The government's fee-free policy is not encouraging more school-leavers to enrol in tertiary study, schools and tertiary institutions say.
The policy launched late last year was introduced at the start of this year and pays for the first year of full-time study for school leavers.
It is expected to be extended to two-years fee-free in 2021 and three years in 2024.
The government said the scheme would make tertiary study more affordable and help reverse declining enrolments.
However, government figures show there are 2400 fewer students in tertiary education and training than a year ago.
School leaver Connor Mackay said he was grateful for the policy but it had not had a lot of impact on his decision.
"It's an awesome bonus, it really is. But I've always been keen on studying," the Year 13 student said.
Year 13 student Clement Kong agreed.
"I was always planning to go to university and I think most of my friends who were planning to go to university weren't really influenced by fees-free, they're just glad they don't have to pay for their fees."

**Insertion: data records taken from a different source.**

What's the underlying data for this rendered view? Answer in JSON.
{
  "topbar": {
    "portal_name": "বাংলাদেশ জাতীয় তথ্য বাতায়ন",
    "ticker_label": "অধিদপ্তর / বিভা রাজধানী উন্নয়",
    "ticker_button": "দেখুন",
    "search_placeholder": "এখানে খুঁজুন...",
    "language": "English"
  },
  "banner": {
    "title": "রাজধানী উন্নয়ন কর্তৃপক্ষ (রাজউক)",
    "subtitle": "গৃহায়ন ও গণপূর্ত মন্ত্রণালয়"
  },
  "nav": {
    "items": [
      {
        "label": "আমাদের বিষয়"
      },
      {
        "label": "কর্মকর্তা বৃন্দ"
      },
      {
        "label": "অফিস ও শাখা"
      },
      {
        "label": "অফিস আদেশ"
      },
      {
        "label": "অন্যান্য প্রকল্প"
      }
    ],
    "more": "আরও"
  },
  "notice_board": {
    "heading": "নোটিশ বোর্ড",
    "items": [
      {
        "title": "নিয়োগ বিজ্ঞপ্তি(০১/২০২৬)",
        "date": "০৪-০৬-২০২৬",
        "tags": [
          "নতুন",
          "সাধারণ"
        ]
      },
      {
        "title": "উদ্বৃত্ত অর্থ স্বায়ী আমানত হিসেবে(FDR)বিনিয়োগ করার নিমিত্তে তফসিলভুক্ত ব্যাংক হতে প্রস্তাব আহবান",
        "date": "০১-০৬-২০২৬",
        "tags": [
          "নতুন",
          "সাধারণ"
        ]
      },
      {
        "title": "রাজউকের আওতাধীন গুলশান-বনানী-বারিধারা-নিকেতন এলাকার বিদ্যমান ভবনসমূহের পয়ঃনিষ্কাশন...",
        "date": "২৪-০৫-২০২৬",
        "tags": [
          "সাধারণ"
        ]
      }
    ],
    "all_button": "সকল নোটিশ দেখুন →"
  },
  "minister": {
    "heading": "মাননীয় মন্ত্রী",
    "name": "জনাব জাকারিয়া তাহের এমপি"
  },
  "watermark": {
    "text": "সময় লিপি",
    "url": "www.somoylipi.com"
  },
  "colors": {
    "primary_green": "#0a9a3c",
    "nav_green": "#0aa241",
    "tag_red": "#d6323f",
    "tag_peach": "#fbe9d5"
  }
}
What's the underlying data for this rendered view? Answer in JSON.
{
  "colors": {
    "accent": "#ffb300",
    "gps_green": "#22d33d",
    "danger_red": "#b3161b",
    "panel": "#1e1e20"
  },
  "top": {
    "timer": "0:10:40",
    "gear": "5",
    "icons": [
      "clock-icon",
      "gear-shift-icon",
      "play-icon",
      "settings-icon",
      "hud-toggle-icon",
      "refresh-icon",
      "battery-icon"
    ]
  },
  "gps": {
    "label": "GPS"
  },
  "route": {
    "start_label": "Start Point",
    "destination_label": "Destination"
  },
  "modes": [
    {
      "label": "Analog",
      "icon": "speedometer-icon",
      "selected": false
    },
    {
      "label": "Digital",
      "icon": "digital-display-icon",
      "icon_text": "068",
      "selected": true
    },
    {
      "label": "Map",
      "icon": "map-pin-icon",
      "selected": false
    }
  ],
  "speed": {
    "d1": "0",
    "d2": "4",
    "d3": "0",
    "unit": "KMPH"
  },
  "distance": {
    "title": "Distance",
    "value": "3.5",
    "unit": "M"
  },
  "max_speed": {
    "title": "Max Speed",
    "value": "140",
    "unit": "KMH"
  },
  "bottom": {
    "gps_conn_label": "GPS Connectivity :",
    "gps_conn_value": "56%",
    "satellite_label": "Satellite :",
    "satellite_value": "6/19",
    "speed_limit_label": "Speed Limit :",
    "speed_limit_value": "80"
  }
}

However, Year 13 student Megan Cox said the policy helped her decide to enrol in a New Zealand tertiary institution next year rather than going overseas.
"It kind of changed my mind on where I wanted to go to uni because I was originally going to go to Australia."
Careers and Transition Education Association president Warwick Foy said its members had told him the policy was having little influence on school leavers.
"There were some comments about people having a gap year and seeing if the policy goes through to having a second year fees-free, but generally the comments were that there'd been little change."
Mr Foy said the policy did not appear to be convincing more students from poor backgrounds to enrol in university.
"Overall, people know if you go to uni it costs a lot of money and they've already made their decisions and it perhaps hasn't impacted as it was intended to on those folks."
Ōtāhūhū College principal Neil Watson said even with a year of no fees, tertiary education was too expensive for many local families.
"It's the opportunity cost of sacrificing pay for the next three, four years while you undergo that training.
"One of the things in terms of this policy, it's been a large amount of money spread over students who were probably going to go to
university anyhow and it should have been better targeted."
Mr Watson said the money would have more impact if it was directed to low decile schools, first-in-family scholarships, and assistance for students in tertiary institutions.
Melville High School principal Clive Hamil said the policy was a good first step but the promise of a free first year of study was not enough of itself to reach the teens who really needed it.
"For some of our students there's the issue of travel and accommodation, there's the issue of the fact that they still need to be able to
live and their expectations of what is the prerequisite necessities of life."
Education Minister Chris Hipkins declined to comment as he had not received any analysis about next year's enrolments.